Pull every line that holds the word "forward" from the entries.

⁂

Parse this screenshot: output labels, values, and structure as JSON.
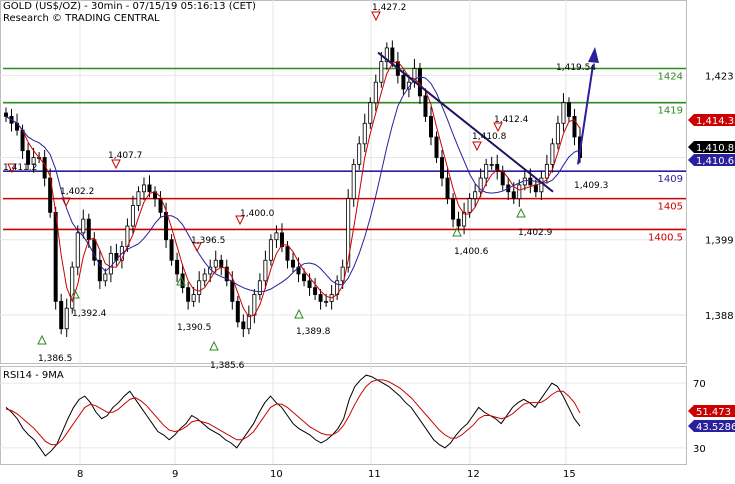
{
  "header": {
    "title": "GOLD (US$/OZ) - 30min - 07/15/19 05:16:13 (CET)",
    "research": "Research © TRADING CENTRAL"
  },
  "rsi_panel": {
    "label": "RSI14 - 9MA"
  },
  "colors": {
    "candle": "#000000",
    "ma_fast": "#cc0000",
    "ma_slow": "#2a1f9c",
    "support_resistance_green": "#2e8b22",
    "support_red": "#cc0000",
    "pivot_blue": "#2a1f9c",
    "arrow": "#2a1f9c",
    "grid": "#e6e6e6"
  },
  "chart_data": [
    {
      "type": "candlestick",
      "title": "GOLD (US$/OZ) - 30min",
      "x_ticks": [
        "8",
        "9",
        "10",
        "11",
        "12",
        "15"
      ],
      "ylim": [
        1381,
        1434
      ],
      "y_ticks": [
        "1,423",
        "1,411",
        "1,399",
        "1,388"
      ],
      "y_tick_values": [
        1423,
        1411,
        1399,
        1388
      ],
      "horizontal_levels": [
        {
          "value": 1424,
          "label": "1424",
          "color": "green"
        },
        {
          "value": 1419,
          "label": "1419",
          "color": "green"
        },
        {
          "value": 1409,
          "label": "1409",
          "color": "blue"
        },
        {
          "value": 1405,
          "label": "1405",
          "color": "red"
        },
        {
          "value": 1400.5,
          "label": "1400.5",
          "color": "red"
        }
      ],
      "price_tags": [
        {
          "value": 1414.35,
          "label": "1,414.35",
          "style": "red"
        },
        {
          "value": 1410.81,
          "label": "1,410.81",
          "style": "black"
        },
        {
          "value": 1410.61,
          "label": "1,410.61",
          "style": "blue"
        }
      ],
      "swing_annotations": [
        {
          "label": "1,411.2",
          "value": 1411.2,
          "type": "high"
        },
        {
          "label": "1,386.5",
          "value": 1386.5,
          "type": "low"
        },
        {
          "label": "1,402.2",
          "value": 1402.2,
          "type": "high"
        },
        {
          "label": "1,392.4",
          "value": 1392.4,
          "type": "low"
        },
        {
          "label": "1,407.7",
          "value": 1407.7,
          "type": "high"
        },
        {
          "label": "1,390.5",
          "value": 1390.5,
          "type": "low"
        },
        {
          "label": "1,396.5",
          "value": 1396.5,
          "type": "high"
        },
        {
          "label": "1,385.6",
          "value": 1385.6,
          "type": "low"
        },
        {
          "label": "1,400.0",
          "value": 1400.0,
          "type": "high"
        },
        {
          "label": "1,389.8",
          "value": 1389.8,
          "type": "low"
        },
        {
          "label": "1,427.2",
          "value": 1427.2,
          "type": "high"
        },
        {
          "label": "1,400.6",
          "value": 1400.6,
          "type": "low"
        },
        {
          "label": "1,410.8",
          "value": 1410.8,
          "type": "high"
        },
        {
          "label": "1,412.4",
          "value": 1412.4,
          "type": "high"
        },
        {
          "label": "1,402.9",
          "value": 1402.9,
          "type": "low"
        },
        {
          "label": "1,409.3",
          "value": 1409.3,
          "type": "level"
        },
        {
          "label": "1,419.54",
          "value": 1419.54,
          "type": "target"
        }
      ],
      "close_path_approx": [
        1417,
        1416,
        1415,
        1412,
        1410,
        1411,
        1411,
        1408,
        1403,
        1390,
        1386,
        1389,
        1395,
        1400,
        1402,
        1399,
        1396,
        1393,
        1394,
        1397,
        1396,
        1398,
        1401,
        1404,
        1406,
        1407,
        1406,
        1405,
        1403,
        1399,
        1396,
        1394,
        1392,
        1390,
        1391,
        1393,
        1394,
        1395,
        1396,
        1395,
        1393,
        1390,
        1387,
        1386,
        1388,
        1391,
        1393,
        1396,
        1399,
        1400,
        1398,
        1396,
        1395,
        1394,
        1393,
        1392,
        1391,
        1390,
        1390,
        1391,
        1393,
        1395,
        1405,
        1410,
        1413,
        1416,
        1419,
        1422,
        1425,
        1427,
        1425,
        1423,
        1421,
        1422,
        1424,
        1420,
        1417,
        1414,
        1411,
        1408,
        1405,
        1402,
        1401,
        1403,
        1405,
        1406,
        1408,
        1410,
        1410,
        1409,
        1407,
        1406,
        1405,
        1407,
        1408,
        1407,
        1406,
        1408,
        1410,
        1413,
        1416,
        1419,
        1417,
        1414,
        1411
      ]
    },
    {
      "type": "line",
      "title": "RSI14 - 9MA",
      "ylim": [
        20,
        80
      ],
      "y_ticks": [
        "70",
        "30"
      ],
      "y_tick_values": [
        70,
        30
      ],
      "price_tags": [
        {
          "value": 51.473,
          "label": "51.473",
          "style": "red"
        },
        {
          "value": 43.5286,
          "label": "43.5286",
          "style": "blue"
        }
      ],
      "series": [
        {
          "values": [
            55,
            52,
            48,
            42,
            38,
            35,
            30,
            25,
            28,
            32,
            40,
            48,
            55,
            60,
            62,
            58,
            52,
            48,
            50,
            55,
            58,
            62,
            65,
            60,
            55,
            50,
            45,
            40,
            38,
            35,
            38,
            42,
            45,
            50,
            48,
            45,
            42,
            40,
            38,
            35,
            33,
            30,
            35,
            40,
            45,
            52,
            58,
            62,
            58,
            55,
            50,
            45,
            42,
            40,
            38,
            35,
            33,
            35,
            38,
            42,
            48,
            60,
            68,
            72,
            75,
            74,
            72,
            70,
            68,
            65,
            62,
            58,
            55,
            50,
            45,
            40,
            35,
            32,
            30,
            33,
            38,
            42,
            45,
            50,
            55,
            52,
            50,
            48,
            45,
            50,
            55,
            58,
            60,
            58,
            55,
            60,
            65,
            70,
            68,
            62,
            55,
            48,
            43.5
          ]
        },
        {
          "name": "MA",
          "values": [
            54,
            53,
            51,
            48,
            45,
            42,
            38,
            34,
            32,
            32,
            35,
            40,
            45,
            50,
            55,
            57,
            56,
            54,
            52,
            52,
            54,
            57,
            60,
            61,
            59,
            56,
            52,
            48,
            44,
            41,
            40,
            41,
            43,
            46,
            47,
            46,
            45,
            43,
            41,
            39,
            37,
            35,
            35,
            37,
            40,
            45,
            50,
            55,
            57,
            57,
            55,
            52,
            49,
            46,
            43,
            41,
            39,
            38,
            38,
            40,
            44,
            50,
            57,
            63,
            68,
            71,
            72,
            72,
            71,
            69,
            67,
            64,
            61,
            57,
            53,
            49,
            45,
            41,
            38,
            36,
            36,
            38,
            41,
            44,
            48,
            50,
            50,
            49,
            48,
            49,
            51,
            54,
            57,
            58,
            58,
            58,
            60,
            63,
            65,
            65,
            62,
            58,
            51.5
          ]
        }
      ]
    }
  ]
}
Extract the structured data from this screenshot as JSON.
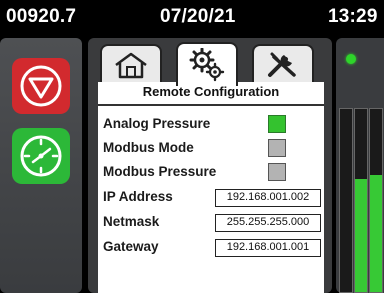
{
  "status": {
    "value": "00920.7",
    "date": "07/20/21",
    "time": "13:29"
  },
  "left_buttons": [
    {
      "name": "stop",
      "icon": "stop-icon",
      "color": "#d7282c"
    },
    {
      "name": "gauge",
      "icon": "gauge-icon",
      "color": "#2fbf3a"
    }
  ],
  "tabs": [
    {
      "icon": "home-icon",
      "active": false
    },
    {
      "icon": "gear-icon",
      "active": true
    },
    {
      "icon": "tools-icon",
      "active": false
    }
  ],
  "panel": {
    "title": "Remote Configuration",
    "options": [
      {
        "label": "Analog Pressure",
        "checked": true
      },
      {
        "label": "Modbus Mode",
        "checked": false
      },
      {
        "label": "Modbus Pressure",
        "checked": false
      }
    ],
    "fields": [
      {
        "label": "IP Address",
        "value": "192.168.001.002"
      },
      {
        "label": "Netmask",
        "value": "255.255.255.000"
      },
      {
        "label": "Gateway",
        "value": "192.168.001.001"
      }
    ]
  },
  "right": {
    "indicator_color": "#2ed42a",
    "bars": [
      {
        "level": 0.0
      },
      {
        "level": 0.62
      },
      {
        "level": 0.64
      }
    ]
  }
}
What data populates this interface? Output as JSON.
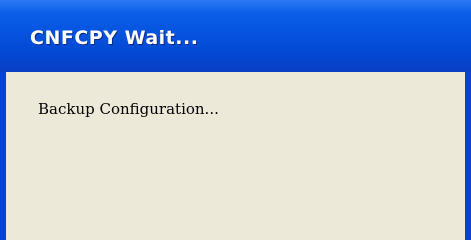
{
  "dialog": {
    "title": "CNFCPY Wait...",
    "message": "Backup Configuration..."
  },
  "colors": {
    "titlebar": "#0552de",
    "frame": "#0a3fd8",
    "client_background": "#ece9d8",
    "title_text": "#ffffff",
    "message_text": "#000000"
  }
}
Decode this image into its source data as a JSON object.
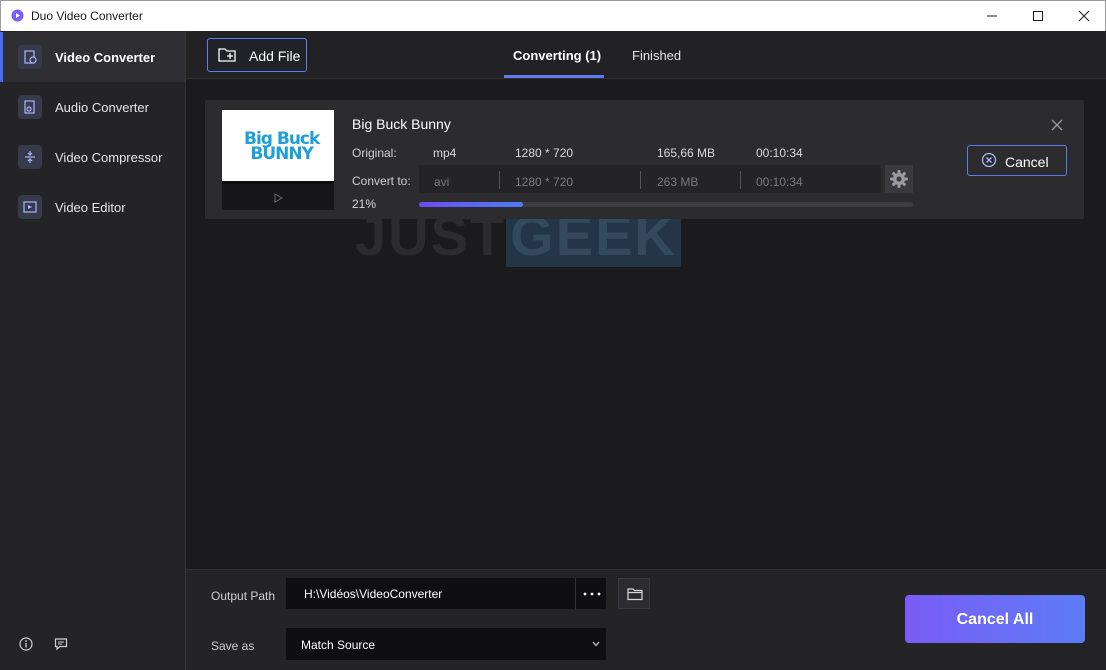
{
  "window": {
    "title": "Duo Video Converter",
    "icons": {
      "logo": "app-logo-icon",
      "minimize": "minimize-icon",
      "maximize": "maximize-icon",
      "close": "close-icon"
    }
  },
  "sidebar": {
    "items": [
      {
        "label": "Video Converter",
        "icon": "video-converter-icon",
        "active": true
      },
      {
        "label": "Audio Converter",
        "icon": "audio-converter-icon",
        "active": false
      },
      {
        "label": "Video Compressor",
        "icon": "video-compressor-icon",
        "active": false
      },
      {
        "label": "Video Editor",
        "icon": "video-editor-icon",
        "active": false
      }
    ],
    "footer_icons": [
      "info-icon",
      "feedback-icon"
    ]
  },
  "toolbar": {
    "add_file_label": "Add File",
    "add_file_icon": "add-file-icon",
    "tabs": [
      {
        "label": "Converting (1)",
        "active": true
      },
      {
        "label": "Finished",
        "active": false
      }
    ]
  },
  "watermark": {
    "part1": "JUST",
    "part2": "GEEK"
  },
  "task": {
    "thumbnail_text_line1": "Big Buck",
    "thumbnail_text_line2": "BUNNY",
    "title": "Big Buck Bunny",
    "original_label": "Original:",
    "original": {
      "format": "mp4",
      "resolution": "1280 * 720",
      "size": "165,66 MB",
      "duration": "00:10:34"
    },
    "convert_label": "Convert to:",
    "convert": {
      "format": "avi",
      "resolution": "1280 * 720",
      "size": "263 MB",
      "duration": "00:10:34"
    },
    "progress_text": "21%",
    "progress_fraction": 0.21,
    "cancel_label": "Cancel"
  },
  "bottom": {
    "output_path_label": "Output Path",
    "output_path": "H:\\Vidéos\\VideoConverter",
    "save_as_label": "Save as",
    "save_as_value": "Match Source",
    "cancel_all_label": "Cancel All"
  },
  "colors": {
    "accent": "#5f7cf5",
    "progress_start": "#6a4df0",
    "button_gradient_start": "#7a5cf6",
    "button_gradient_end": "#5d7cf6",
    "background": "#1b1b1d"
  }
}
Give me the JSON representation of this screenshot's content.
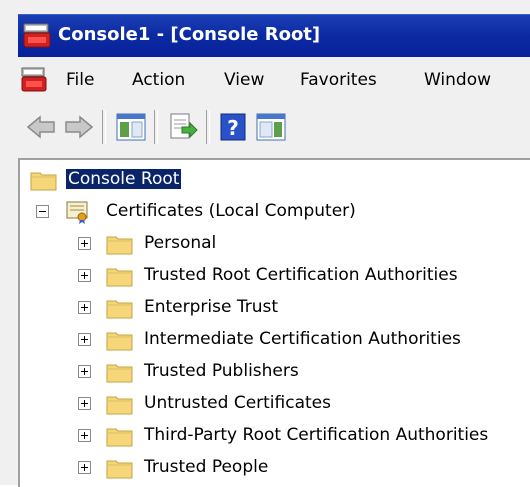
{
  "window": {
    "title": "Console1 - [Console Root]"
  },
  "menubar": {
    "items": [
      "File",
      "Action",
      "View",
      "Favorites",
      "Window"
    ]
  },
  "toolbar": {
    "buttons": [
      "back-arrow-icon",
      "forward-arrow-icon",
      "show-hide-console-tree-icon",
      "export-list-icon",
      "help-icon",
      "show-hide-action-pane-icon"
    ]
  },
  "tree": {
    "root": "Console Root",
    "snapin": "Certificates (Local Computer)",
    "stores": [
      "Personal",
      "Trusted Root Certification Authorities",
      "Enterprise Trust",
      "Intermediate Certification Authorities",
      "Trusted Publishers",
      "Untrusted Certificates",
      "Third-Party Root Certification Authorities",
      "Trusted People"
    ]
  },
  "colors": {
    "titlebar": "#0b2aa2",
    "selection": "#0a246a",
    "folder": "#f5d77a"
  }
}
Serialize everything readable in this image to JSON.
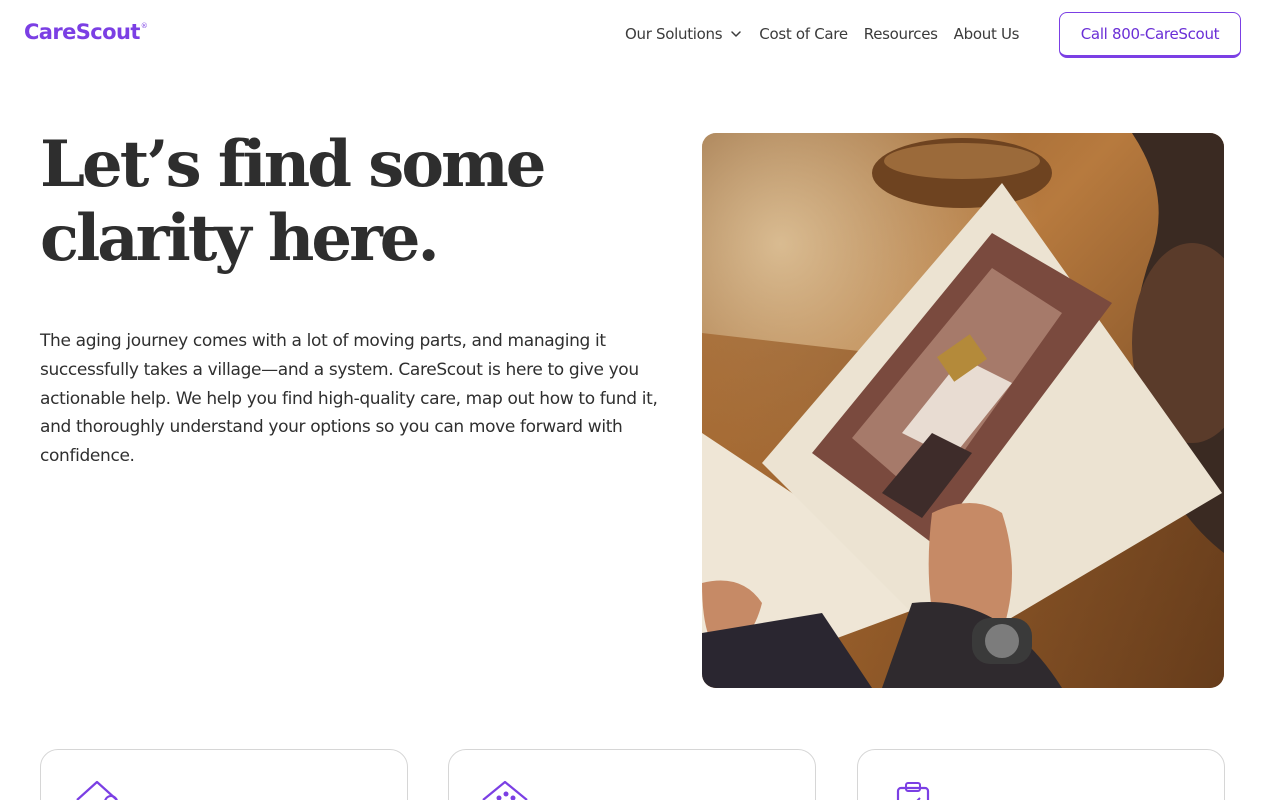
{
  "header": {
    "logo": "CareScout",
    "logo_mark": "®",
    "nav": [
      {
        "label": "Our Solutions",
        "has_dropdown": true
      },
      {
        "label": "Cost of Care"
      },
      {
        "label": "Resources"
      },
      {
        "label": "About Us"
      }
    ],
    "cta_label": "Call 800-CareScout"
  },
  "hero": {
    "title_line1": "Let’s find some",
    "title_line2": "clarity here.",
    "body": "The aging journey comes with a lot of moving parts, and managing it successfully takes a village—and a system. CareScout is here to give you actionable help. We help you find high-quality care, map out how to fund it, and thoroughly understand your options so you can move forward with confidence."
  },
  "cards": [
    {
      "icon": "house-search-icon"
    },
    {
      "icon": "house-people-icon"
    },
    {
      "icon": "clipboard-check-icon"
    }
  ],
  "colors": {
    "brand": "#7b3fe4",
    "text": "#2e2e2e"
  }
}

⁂

■ Answer to this problem:
      "forward-arrow-icon",
    "body": "The aging journey comes with a lot of moving parts, and managing it successfully takes a village—and a system. CareScout is here to give you actionable help. We help you find high-quality care, map out how to fund it, and thoroughly understand your options so you can move forward with confidence."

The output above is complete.